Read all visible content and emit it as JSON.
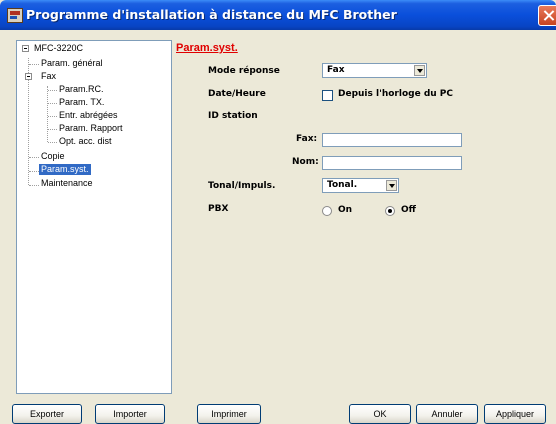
{
  "window": {
    "title": "Programme d'installation à distance du MFC Brother"
  },
  "tree": {
    "root": "MFC-3220C",
    "items": [
      "Param. général",
      "Fax",
      "Param.RC.",
      "Param. TX.",
      "Entr. abrégées",
      "Param. Rapport",
      "Opt. acc. dist",
      "Copie",
      "Param.syst.",
      "Maintenance"
    ],
    "selected": "Param.syst."
  },
  "panel": {
    "title": "Param.syst.",
    "mode_reponse": {
      "label": "Mode réponse",
      "value": "Fax"
    },
    "date_heure": {
      "label": "Date/Heure",
      "checkbox_label": "Depuis l'horloge du PC",
      "checked": false
    },
    "id_station": {
      "label": "ID station",
      "fax_label": "Fax:",
      "fax_value": "",
      "nom_label": "Nom:",
      "nom_value": ""
    },
    "tonal": {
      "label": "Tonal/Impuls.",
      "value": "Tonal."
    },
    "pbx": {
      "label": "PBX",
      "on_label": "On",
      "off_label": "Off",
      "selected": "Off"
    }
  },
  "buttons": {
    "exporter": "Exporter",
    "importer": "Importer",
    "imprimer": "Imprimer",
    "ok": "OK",
    "annuler": "Annuler",
    "appliquer": "Appliquer"
  }
}
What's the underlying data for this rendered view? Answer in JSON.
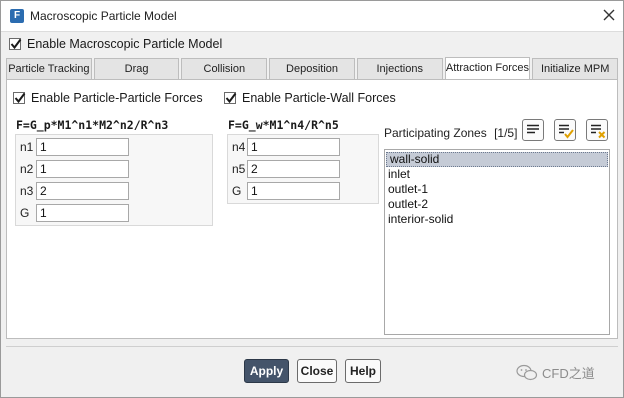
{
  "window": {
    "title": "Macroscopic Particle Model",
    "app_icon_letter": "F"
  },
  "enable_model": {
    "label": "Enable Macroscopic Particle Model",
    "checked": true
  },
  "tabs": [
    {
      "label": "Particle Tracking",
      "active": false
    },
    {
      "label": "Drag",
      "active": false
    },
    {
      "label": "Collision",
      "active": false
    },
    {
      "label": "Deposition",
      "active": false
    },
    {
      "label": "Injections",
      "active": false
    },
    {
      "label": "Attraction Forces",
      "active": true
    },
    {
      "label": "Initialize MPM",
      "active": false
    }
  ],
  "particle_particle": {
    "label": "Enable Particle-Particle Forces",
    "checked": true,
    "formula": "F=G_p*M1^n1*M2^n2/R^n3",
    "params": [
      {
        "label": "n1",
        "value": "1"
      },
      {
        "label": "n2",
        "value": "1"
      },
      {
        "label": "n3",
        "value": "2"
      },
      {
        "label": "G",
        "value": "1"
      }
    ]
  },
  "particle_wall": {
    "label": "Enable Particle-Wall Forces",
    "checked": true,
    "formula": "F=G_w*M1^n4/R^n5",
    "params": [
      {
        "label": "n4",
        "value": "1"
      },
      {
        "label": "n5",
        "value": "2"
      },
      {
        "label": "G",
        "value": "1"
      }
    ]
  },
  "zones": {
    "label": "Participating Zones",
    "count": "[1/5]",
    "items": [
      "wall-solid",
      "inlet",
      "outlet-1",
      "outlet-2",
      "interior-solid"
    ],
    "selected_index": 0
  },
  "buttons": {
    "apply": "Apply",
    "close": "Close",
    "help": "Help"
  },
  "watermark": {
    "text": "CFD之道"
  },
  "colors": {
    "primary_button": "#44546a",
    "selection": "#c5cbd6"
  }
}
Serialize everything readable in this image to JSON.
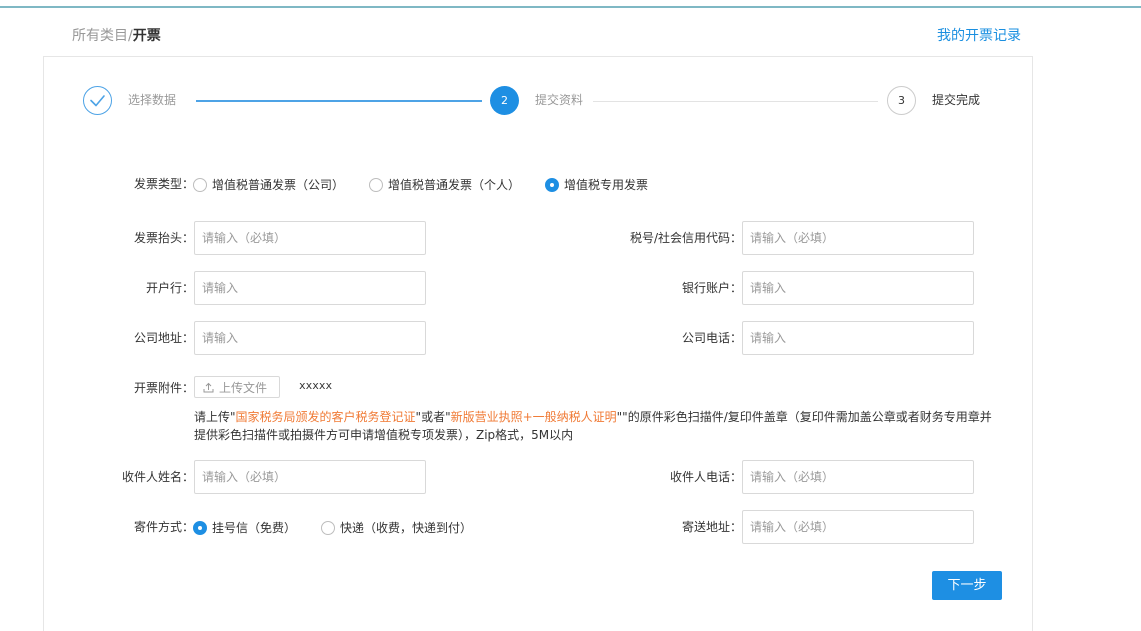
{
  "breadcrumb": {
    "root": "所有类目",
    "separator": "/",
    "current": "开票"
  },
  "header": {
    "records_link": "我的开票记录"
  },
  "steps": [
    {
      "number": "",
      "label": "选择数据",
      "state": "done"
    },
    {
      "number": "2",
      "label": "提交资料",
      "state": "active"
    },
    {
      "number": "3",
      "label": "提交完成",
      "state": "todo"
    }
  ],
  "form": {
    "invoice_type": {
      "label": "发票类型：",
      "options": [
        {
          "label": "增值税普通发票（公司）",
          "selected": false
        },
        {
          "label": "增值税普通发票（个人）",
          "selected": false
        },
        {
          "label": "增值税专用发票",
          "selected": true
        }
      ]
    },
    "invoice_title": {
      "label": "发票抬头：",
      "placeholder": "请输入（必填）",
      "value": ""
    },
    "tax_id": {
      "label": "税号/社会信用代码：",
      "placeholder": "请输入（必填）",
      "value": ""
    },
    "bank": {
      "label": "开户行：",
      "placeholder": "请输入",
      "value": ""
    },
    "bank_account": {
      "label": "银行账户：",
      "placeholder": "请输入",
      "value": ""
    },
    "company_address": {
      "label": "公司地址：",
      "placeholder": "请输入",
      "value": ""
    },
    "company_phone": {
      "label": "公司电话：",
      "placeholder": "请输入",
      "value": ""
    },
    "attachment": {
      "label": "开票附件：",
      "upload_label": "上传文件",
      "file_name": "xxxxx",
      "note": {
        "prefix": "请上传\"",
        "link1": "国家税务局颁发的客户税务登记证",
        "middle": "\"或者\"",
        "link2": "新版营业执照+一般纳税人证明",
        "suffix": "\"\"的原件彩色扫描件/复印件盖章（复印件需加盖公章或者财务专用章并提供彩色扫描件或拍摄件方可申请增值税专项发票），Zip格式，5M以内"
      }
    },
    "recipient_name": {
      "label": "收件人姓名：",
      "placeholder": "请输入（必填）",
      "value": ""
    },
    "recipient_phone": {
      "label": "收件人电话：",
      "placeholder": "请输入（必填）",
      "value": ""
    },
    "shipping_method": {
      "label": "寄件方式：",
      "options": [
        {
          "label": "挂号信（免费）",
          "selected": true
        },
        {
          "label": "快递（收费，快递到付）",
          "selected": false
        }
      ]
    },
    "shipping_address": {
      "label": "寄送地址：",
      "placeholder": "请输入（必填）",
      "value": ""
    }
  },
  "actions": {
    "next_label": "下一步"
  },
  "colors": {
    "accent": "#1e8fe3",
    "highlight": "#f07a35",
    "top_line": "#7fb8c4"
  }
}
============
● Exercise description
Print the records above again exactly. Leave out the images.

● Reply to the exercise
Read all visible content and emit it as JSON.
{
  "window": {
    "title": "Programme d'installation à distance du MFC Brother"
  },
  "tree": {
    "root": "MFC-3220C",
    "items": [
      "Param. général",
      "Fax",
      "Param.RC.",
      "Param. TX.",
      "Entr. abrégées",
      "Param. Rapport",
      "Opt. acc. dist",
      "Copie",
      "Param.syst.",
      "Maintenance"
    ],
    "selected": "Param.syst."
  },
  "panel": {
    "title": "Param.syst.",
    "mode_reponse": {
      "label": "Mode réponse",
      "value": "Fax"
    },
    "date_heure": {
      "label": "Date/Heure",
      "checkbox_label": "Depuis l'horloge du PC",
      "checked": false
    },
    "id_station": {
      "label": "ID station",
      "fax_label": "Fax:",
      "fax_value": "",
      "nom_label": "Nom:",
      "nom_value": ""
    },
    "tonal": {
      "label": "Tonal/Impuls.",
      "value": "Tonal."
    },
    "pbx": {
      "label": "PBX",
      "on_label": "On",
      "off_label": "Off",
      "selected": "Off"
    }
  },
  "buttons": {
    "exporter": "Exporter",
    "importer": "Importer",
    "imprimer": "Imprimer",
    "ok": "OK",
    "annuler": "Annuler",
    "appliquer": "Appliquer"
  }
}
What's the underlying data for this rendered view? Answer in JSON.
{
  "window": {
    "title": "Macroscopic Particle Model",
    "app_icon_letter": "F"
  },
  "enable_model": {
    "label": "Enable Macroscopic Particle Model",
    "checked": true
  },
  "tabs": [
    {
      "label": "Particle Tracking",
      "active": false
    },
    {
      "label": "Drag",
      "active": false
    },
    {
      "label": "Collision",
      "active": false
    },
    {
      "label": "Deposition",
      "active": false
    },
    {
      "label": "Injections",
      "active": false
    },
    {
      "label": "Attraction Forces",
      "active": true
    },
    {
      "label": "Initialize MPM",
      "active": false
    }
  ],
  "particle_particle": {
    "label": "Enable Particle-Particle Forces",
    "checked": true,
    "formula": "F=G_p*M1^n1*M2^n2/R^n3",
    "params": [
      {
        "label": "n1",
        "value": "1"
      },
      {
        "label": "n2",
        "value": "1"
      },
      {
        "label": "n3",
        "value": "2"
      },
      {
        "label": "G",
        "value": "1"
      }
    ]
  },
  "particle_wall": {
    "label": "Enable Particle-Wall Forces",
    "checked": true,
    "formula": "F=G_w*M1^n4/R^n5",
    "params": [
      {
        "label": "n4",
        "value": "1"
      },
      {
        "label": "n5",
        "value": "2"
      },
      {
        "label": "G",
        "value": "1"
      }
    ]
  },
  "zones": {
    "label": "Participating Zones",
    "count": "[1/5]",
    "items": [
      "wall-solid",
      "inlet",
      "outlet-1",
      "outlet-2",
      "interior-solid"
    ],
    "selected_index": 0
  },
  "buttons": {
    "apply": "Apply",
    "close": "Close",
    "help": "Help"
  },
  "watermark": {
    "text": "CFD之道"
  },
  "colors": {
    "primary_button": "#44546a",
    "selection": "#c5cbd6"
  }
}
Serialize everything readable in this image to JSON.
{
  "breadcrumb": {
    "root": "所有类目",
    "separator": "/",
    "current": "开票"
  },
  "header": {
    "records_link": "我的开票记录"
  },
  "steps": [
    {
      "number": "",
      "label": "选择数据",
      "state": "done"
    },
    {
      "number": "2",
      "label": "提交资料",
      "state": "active"
    },
    {
      "number": "3",
      "label": "提交完成",
      "state": "todo"
    }
  ],
  "form": {
    "invoice_type": {
      "label": "发票类型：",
      "options": [
        {
          "label": "增值税普通发票（公司）",
          "selected": false
        },
        {
          "label": "增值税普通发票（个人）",
          "selected": false
        },
        {
          "label": "增值税专用发票",
          "selected": true
        }
      ]
    },
    "invoice_title": {
      "label": "发票抬头：",
      "placeholder": "请输入（必填）",
      "value": ""
    },
    "tax_id": {
      "label": "税号/社会信用代码：",
      "placeholder": "请输入（必填）",
      "value": ""
    },
    "bank": {
      "label": "开户行：",
      "placeholder": "请输入",
      "value": ""
    },
    "bank_account": {
      "label": "银行账户：",
      "placeholder": "请输入",
      "value": ""
    },
    "company_address": {
      "label": "公司地址：",
      "placeholder": "请输入",
      "value": ""
    },
    "company_phone": {
      "label": "公司电话：",
      "placeholder": "请输入",
      "value": ""
    },
    "attachment": {
      "label": "开票附件：",
      "upload_label": "上传文件",
      "file_name": "xxxxx",
      "note": {
        "prefix": "请上传\"",
        "link1": "国家税务局颁发的客户税务登记证",
        "middle": "\"或者\"",
        "link2": "新版营业执照+一般纳税人证明",
        "suffix": "\"\"的原件彩色扫描件/复印件盖章（复印件需加盖公章或者财务专用章并提供彩色扫描件或拍摄件方可申请增值税专项发票），Zip格式，5M以内"
      }
    },
    "recipient_name": {
      "label": "收件人姓名：",
      "placeholder": "请输入（必填）",
      "value": ""
    },
    "recipient_phone": {
      "label": "收件人电话：",
      "placeholder": "请输入（必填）",
      "value": ""
    },
    "shipping_method": {
      "label": "寄件方式：",
      "options": [
        {
          "label": "挂号信（免费）",
          "selected": true
        },
        {
          "label": "快递（收费，快递到付）",
          "selected": false
        }
      ]
    },
    "shipping_address": {
      "label": "寄送地址：",
      "placeholder": "请输入（必填）",
      "value": ""
    }
  },
  "actions": {
    "next_label": "下一步"
  },
  "colors": {
    "accent": "#1e8fe3",
    "highlight": "#f07a35",
    "top_line": "#7fb8c4"
  }
}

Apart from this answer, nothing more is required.